* _What needs to be done_: This exercise asks for the entries below to be printed exactly.

* _Extracted material_:

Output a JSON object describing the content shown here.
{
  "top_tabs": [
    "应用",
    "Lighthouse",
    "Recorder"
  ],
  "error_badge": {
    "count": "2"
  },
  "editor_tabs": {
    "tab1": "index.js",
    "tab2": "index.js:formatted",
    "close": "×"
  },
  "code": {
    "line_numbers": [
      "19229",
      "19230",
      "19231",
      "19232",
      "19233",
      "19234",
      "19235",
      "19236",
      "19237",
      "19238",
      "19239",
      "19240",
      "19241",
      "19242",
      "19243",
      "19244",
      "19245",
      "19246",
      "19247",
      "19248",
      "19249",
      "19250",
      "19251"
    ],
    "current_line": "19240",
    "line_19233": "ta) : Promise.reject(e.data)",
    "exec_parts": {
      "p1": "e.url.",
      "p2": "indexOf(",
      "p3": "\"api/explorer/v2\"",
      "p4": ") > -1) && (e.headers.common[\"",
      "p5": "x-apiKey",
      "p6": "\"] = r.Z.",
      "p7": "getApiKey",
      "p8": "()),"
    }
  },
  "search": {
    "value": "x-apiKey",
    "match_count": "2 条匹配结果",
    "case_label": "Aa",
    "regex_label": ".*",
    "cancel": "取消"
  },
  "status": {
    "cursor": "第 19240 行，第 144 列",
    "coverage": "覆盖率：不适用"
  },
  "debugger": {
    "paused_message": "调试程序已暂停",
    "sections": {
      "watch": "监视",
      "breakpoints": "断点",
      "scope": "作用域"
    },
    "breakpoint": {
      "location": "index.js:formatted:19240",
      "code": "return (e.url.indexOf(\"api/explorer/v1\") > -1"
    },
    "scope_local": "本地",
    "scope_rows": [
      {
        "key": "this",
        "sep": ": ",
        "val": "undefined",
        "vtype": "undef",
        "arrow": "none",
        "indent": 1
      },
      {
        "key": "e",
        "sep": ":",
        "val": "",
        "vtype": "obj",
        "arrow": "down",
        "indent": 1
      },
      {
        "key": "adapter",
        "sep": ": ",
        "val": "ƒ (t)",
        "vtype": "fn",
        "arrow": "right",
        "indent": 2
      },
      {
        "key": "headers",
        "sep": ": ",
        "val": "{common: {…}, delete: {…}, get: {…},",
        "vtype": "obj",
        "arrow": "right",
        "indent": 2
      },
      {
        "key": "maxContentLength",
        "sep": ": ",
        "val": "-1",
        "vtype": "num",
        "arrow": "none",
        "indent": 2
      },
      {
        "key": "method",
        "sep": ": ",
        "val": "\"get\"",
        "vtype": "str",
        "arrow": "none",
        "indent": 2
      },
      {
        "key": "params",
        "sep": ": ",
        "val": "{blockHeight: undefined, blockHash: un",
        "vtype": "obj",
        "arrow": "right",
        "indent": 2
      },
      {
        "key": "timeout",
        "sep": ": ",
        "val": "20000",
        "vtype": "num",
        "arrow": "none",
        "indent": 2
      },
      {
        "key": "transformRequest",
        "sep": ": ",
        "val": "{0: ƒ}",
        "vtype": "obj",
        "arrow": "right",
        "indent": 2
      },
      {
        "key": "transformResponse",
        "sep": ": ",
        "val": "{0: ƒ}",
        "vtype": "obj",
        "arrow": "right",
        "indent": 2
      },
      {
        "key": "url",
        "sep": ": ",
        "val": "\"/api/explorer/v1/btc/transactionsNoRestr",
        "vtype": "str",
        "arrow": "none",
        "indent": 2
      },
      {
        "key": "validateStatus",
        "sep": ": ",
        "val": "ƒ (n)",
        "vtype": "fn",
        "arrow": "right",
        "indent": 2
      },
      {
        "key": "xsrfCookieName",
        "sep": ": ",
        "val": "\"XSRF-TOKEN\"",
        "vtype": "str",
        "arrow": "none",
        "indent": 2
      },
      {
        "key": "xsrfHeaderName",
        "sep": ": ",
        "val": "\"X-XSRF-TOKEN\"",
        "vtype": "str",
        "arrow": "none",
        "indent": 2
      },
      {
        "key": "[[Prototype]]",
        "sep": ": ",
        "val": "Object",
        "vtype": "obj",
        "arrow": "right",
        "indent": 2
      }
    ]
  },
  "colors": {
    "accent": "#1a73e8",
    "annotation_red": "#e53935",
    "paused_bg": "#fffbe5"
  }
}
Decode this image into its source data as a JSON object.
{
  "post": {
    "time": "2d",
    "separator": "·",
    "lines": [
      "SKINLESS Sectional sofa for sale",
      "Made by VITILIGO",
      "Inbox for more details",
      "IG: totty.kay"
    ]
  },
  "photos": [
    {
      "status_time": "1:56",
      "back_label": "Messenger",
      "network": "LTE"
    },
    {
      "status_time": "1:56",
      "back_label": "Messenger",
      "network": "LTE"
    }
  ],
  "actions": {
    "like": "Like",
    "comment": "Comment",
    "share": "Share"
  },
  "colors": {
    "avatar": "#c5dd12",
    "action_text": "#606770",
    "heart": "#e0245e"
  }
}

* _Answer area_:
Output a JSON object describing the content shown here.
{
  "top_tabs": [
    "应用",
    "Lighthouse",
    "Recorder"
  ],
  "error_badge": {
    "count": "2"
  },
  "editor_tabs": {
    "tab1": "index.js",
    "tab2": "index.js:formatted",
    "close": "×"
  },
  "code": {
    "line_numbers": [
      "19229",
      "19230",
      "19231",
      "19232",
      "19233",
      "19234",
      "19235",
      "19236",
      "19237",
      "19238",
      "19239",
      "19240",
      "19241",
      "19242",
      "19243",
      "19244",
      "19245",
      "19246",
      "19247",
      "19248",
      "19249",
      "19250",
      "19251"
    ],
    "current_line": "19240",
    "line_19233": "ta) : Promise.reject(e.data)",
    "exec_parts": {
      "p1": "e.url.",
      "p2": "indexOf(",
      "p3": "\"api/explorer/v2\"",
      "p4": ") > -1) && (e.headers.common[\"",
      "p5": "x-apiKey",
      "p6": "\"] = r.Z.",
      "p7": "getApiKey",
      "p8": "()),"
    }
  },
  "search": {
    "value": "x-apiKey",
    "match_count": "2 条匹配结果",
    "case_label": "Aa",
    "regex_label": ".*",
    "cancel": "取消"
  },
  "status": {
    "cursor": "第 19240 行，第 144 列",
    "coverage": "覆盖率：不适用"
  },
  "debugger": {
    "paused_message": "调试程序已暂停",
    "sections": {
      "watch": "监视",
      "breakpoints": "断点",
      "scope": "作用域"
    },
    "breakpoint": {
      "location": "index.js:formatted:19240",
      "code": "return (e.url.indexOf(\"api/explorer/v1\") > -1"
    },
    "scope_local": "本地",
    "scope_rows": [
      {
        "key": "this",
        "sep": ": ",
        "val": "undefined",
        "vtype": "undef",
        "arrow": "none",
        "indent": 1
      },
      {
        "key": "e",
        "sep": ":",
        "val": "",
        "vtype": "obj",
        "arrow": "down",
        "indent": 1
      },
      {
        "key": "adapter",
        "sep": ": ",
        "val": "ƒ (t)",
        "vtype": "fn",
        "arrow": "right",
        "indent": 2
      },
      {
        "key": "headers",
        "sep": ": ",
        "val": "{common: {…}, delete: {…}, get: {…},",
        "vtype": "obj",
        "arrow": "right",
        "indent": 2
      },
      {
        "key": "maxContentLength",
        "sep": ": ",
        "val": "-1",
        "vtype": "num",
        "arrow": "none",
        "indent": 2
      },
      {
        "key": "method",
        "sep": ": ",
        "val": "\"get\"",
        "vtype": "str",
        "arrow": "none",
        "indent": 2
      },
      {
        "key": "params",
        "sep": ": ",
        "val": "{blockHeight: undefined, blockHash: un",
        "vtype": "obj",
        "arrow": "right",
        "indent": 2
      },
      {
        "key": "timeout",
        "sep": ": ",
        "val": "20000",
        "vtype": "num",
        "arrow": "none",
        "indent": 2
      },
      {
        "key": "transformRequest",
        "sep": ": ",
        "val": "{0: ƒ}",
        "vtype": "obj",
        "arrow": "right",
        "indent": 2
      },
      {
        "key": "transformResponse",
        "sep": ": ",
        "val": "{0: ƒ}",
        "vtype": "obj",
        "arrow": "right",
        "indent": 2
      },
      {
        "key": "url",
        "sep": ": ",
        "val": "\"/api/explorer/v1/btc/transactionsNoRestr",
        "vtype": "str",
        "arrow": "none",
        "indent": 2
      },
      {
        "key": "validateStatus",
        "sep": ": ",
        "val": "ƒ (n)",
        "vtype": "fn",
        "arrow": "right",
        "indent": 2
      },
      {
        "key": "xsrfCookieName",
        "sep": ": ",
        "val": "\"XSRF-TOKEN\"",
        "vtype": "str",
        "arrow": "none",
        "indent": 2
      },
      {
        "key": "xsrfHeaderName",
        "sep": ": ",
        "val": "\"X-XSRF-TOKEN\"",
        "vtype": "str",
        "arrow": "none",
        "indent": 2
      },
      {
        "key": "[[Prototype]]",
        "sep": ": ",
        "val": "Object",
        "vtype": "obj",
        "arrow": "right",
        "indent": 2
      }
    ]
  },
  "colors": {
    "accent": "#1a73e8",
    "annotation_red": "#e53935",
    "paused_bg": "#fffbe5"
  }
}
Decode this image into its source data as a JSON object.
{
  "post": {
    "time": "2d",
    "separator": "·",
    "lines": [
      "SKINLESS Sectional sofa for sale",
      "Made by VITILIGO",
      "Inbox for more details",
      "IG: totty.kay"
    ]
  },
  "photos": [
    {
      "status_time": "1:56",
      "back_label": "Messenger",
      "network": "LTE"
    },
    {
      "status_time": "1:56",
      "back_label": "Messenger",
      "network": "LTE"
    }
  ],
  "actions": {
    "like": "Like",
    "comment": "Comment",
    "share": "Share"
  },
  "colors": {
    "avatar": "#c5dd12",
    "action_text": "#606770",
    "heart": "#e0245e"
  }
}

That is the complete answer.